Part horror movie, part feminist screed, part sitcom, Bitch tells the tale of a housewife, Jill (Marianna Palka, who also wrote and directed), who after an unsuccessful suicide attempt experiences a mental breakdown and starts acting like a wild dog. It’s an intriguing setup, and Palka throws herself into the role with jarring physicality and an intense stare. It's a bit frustrating, then, when much of the screen time is given to Bill (Jason Ritter), Jill's insensitive yuppie husband, as he tries to cope with the situation and properly parent their four charming kids. Bill is thinly sketched, and though his persona does evolve, slightly, as he comes to have some empathy for his wife, it's hard to care about a guy who we see early on having sex in his office with a low-level employee and who declares, when faced with his wife's predicament, "If my dick were smaller, none of this would’ve happened."

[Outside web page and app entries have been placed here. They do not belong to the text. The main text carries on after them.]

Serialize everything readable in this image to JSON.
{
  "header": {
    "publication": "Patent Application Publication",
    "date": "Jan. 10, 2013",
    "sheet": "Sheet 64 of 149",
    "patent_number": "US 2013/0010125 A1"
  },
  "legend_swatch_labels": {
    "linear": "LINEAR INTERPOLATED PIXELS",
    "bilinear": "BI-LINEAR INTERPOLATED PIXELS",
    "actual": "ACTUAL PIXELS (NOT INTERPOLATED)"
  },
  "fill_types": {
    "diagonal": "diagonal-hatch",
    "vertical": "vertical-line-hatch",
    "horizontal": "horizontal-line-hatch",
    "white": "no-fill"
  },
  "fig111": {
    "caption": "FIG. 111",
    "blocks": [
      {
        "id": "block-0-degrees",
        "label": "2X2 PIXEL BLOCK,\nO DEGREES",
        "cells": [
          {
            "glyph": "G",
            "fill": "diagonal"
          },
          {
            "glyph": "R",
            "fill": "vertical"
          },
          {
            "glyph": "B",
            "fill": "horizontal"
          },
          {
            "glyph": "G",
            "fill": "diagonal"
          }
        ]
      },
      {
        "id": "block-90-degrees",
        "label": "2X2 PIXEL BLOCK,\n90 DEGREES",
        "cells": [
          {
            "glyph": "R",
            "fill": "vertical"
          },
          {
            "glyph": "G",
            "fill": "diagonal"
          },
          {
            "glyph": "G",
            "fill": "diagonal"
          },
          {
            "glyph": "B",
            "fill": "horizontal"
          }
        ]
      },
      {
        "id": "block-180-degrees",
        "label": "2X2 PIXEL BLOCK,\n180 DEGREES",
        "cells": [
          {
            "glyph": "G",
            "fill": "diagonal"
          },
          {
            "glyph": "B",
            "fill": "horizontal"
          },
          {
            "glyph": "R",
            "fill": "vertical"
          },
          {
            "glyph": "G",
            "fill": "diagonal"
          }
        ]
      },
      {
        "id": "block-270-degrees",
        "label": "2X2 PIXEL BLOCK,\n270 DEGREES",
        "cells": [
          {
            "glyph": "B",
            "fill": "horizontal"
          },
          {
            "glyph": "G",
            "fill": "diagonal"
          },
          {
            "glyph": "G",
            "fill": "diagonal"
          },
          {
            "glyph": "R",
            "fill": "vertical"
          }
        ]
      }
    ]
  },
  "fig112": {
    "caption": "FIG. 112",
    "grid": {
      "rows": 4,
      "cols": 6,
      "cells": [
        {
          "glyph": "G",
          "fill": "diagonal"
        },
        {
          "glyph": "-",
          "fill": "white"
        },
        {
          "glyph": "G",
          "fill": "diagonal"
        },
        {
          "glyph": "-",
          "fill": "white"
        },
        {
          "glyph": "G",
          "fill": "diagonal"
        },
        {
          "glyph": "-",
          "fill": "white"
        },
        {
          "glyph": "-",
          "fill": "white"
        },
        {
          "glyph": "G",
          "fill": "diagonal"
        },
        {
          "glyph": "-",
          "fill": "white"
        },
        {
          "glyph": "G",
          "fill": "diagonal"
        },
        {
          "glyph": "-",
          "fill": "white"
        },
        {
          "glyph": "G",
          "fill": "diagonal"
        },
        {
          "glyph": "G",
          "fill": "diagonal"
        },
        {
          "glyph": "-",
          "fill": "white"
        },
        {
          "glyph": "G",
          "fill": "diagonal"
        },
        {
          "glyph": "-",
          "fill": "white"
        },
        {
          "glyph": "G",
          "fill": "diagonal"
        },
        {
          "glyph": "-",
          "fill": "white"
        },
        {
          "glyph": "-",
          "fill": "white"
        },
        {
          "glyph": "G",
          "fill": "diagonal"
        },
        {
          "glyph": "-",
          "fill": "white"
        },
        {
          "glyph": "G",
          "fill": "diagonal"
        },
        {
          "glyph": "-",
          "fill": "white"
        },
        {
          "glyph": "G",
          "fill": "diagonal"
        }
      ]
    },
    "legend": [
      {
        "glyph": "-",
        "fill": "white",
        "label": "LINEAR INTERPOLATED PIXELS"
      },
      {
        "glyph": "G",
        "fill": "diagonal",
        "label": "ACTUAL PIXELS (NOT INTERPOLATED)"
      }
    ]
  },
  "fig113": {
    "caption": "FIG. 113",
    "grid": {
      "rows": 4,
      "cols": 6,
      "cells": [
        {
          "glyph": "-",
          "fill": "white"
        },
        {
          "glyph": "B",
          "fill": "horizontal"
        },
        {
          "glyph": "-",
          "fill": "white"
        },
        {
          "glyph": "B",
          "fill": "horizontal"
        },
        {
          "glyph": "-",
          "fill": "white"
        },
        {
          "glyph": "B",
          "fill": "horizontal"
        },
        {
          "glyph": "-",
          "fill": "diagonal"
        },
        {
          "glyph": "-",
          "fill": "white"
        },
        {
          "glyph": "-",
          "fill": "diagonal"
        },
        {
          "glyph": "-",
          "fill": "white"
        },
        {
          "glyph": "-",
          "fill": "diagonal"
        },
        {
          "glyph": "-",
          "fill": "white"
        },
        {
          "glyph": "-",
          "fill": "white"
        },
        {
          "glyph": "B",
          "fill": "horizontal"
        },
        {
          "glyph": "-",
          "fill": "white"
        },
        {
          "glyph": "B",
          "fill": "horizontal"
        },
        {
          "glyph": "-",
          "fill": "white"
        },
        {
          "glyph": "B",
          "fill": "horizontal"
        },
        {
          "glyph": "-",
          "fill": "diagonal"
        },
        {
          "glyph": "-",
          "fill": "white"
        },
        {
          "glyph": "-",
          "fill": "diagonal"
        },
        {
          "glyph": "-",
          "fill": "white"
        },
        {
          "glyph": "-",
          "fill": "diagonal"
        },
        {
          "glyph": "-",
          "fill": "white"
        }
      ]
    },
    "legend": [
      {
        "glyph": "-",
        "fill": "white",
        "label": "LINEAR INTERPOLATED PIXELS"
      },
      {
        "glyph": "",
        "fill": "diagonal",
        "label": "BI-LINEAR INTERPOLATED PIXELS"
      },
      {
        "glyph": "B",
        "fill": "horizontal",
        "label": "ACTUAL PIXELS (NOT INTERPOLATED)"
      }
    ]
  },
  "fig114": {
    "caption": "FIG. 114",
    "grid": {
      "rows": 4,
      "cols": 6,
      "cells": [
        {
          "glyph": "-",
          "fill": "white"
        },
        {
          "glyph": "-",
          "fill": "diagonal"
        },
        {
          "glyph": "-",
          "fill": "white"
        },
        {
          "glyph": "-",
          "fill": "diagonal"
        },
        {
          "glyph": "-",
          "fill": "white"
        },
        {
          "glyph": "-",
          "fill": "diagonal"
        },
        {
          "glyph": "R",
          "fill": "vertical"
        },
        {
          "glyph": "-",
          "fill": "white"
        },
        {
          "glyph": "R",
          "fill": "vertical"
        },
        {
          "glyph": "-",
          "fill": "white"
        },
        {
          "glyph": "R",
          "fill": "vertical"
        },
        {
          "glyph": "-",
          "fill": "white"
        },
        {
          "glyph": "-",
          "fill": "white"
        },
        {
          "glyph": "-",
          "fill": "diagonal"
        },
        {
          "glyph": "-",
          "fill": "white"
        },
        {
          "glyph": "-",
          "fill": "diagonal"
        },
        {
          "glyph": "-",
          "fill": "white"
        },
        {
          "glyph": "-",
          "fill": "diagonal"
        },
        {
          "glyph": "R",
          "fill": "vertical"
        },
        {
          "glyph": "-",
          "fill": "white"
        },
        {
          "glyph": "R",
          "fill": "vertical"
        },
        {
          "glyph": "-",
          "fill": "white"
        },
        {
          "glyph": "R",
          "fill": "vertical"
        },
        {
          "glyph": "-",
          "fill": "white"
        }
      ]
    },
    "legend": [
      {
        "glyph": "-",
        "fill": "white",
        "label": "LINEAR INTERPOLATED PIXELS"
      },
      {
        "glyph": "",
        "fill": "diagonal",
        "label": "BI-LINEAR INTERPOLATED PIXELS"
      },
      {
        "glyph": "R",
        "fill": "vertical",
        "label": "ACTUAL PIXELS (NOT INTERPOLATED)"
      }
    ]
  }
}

It's difficult to get a sense of what Jill is really like, and what kind of relationship she and her husband had, beyond the far too typical image of a woman whose emotional labor is consistently dismissed by a self-absorbed man. We don't see her before her breakdown, and she remains unknowable throughout the film, other than that she's dealing with clear mental health issues and not given the support she desperately needs early enough. While it's refreshing to see a portrait of a woman’s unraveling that doesn’t romanticize mental illness, and that’s actually directed by a woman, it’s easy to wish Bitch probed a bit deeper into the protagonist’s pre-dog life.
Marianna PalkaJaime King, Jason Ritter, Brighton Sharbino, Eric Edelstein, Kingston FosterMarianna PalkaDark Sky Films